Roula Khalaf, Editor of the FT, selects her favourite stories in this weekly newsletter.
The writer is a space economist and a senior researcher at Harvard Business School’s Institute for Strategy and Competitiveness
When the European Space Agency announced its astronaut selection programme this year, its head of talent acquisition, Lucy van der Tas, expected around 10,000 applications. That was based on the last astronaut callout back in 2008. In the 13 years since then, though, much has changed. The final number of applications exceeded 23,000.
As space economists debate what the industry will be worth in the coming years, the labour market is a good indicator of the trajectory. The changing role of what has traditionally been the industry’s most coveted job — the astronaut — shows how the industry is moving away from being primarily a publicly funded sector to becoming private-market oriented.
In 2008, Elon Musk’s SpaceX came perilously close to running out of time and money to commercialise the launch industry, despite its Falcon 1 rocket successfully delivering a dummy payload to orbit. Back in its early days, while human space flight was still mostly limited to government-backed efforts, SpaceX was legally contesting a Boeing, Lockheed Martin and United Launch Alliance monopoly on US Air Force launches. Its success enabled SpaceX to reach $100B valuation last month. With only four US Space Shuttle missions to the International Space Station in 2008, the barriers to the industry were impossibly high for businesses and individuals alike.
This exclusivity, while detrimental to corporate attempts to break into the sector, is exactly what created distinction among the astronaut corps. But that has begun to change. Back in 2008, the American astronaut was seen as the personification of excellence, the pinnacle of physical, academic and mental toughness and a symbol of the best that the nation could be. Yet, as the space industry moves towards professionalism this varnish may start to lose its shine, much as it did for pilots in the 1980s.
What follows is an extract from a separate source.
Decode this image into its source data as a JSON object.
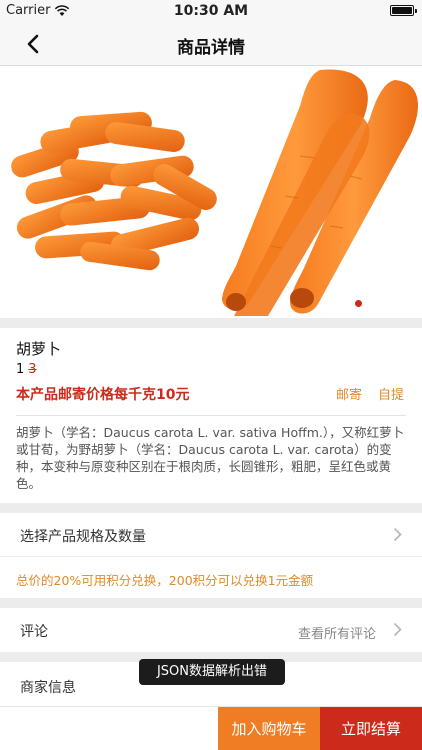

When air travel became as ubiquitous as getting on a bus, the glamour of the job diminished. Virgin Galactic wants to send more than 1,300 private astronauts to space per year starting this decade. Doubling the number of those who summit Mount Everest in a given year, will alter the perception of the space industry, particularly astronaut prestige.
This professionalisation of the space industry is largely driven by its financialisation. Businesses have rapidly made inroads into the sector, whether financial services, space-focused consultants, or media services such as Payload, a start-up newsletter focusing on space investment deal flow. People will soon be able to name more space start-up founders than Nasa astronauts.
Already today it is founders who are revered. The US no longer shows off Buzz Aldrin to Russia, but Jeff Bezos to China. And in a world where founders can become astronauts too, why would the best and brightest settle for just the spacesuit?
ESA’s fresh crop of applicants, who are currently undergoing rigorous testing, possess multiple PhDs, have lived in Antarctica, dived to the bottom of the Earth’s oceans and flown themselves around the world in home-built aircraft. Will these people be content with a government salary and long periods of isolation away from friends and family, before they fly to a private space station that has created a new class of billionaires? Or will they want to follow a dual trajectory of making millions in their chosen industry, allowing them to eventually turn their eyes to the skies?
We are in the last generation of astronauts who grew up with a public-sector space mentality. In another 10 years, Nasa, ESA and other agencies may turn to TikTok for their primary recruitment. Or perhaps, by that point, they will be applying to Nasa’s new privatised Astronaut Corp: Bezos’ Blue Origin.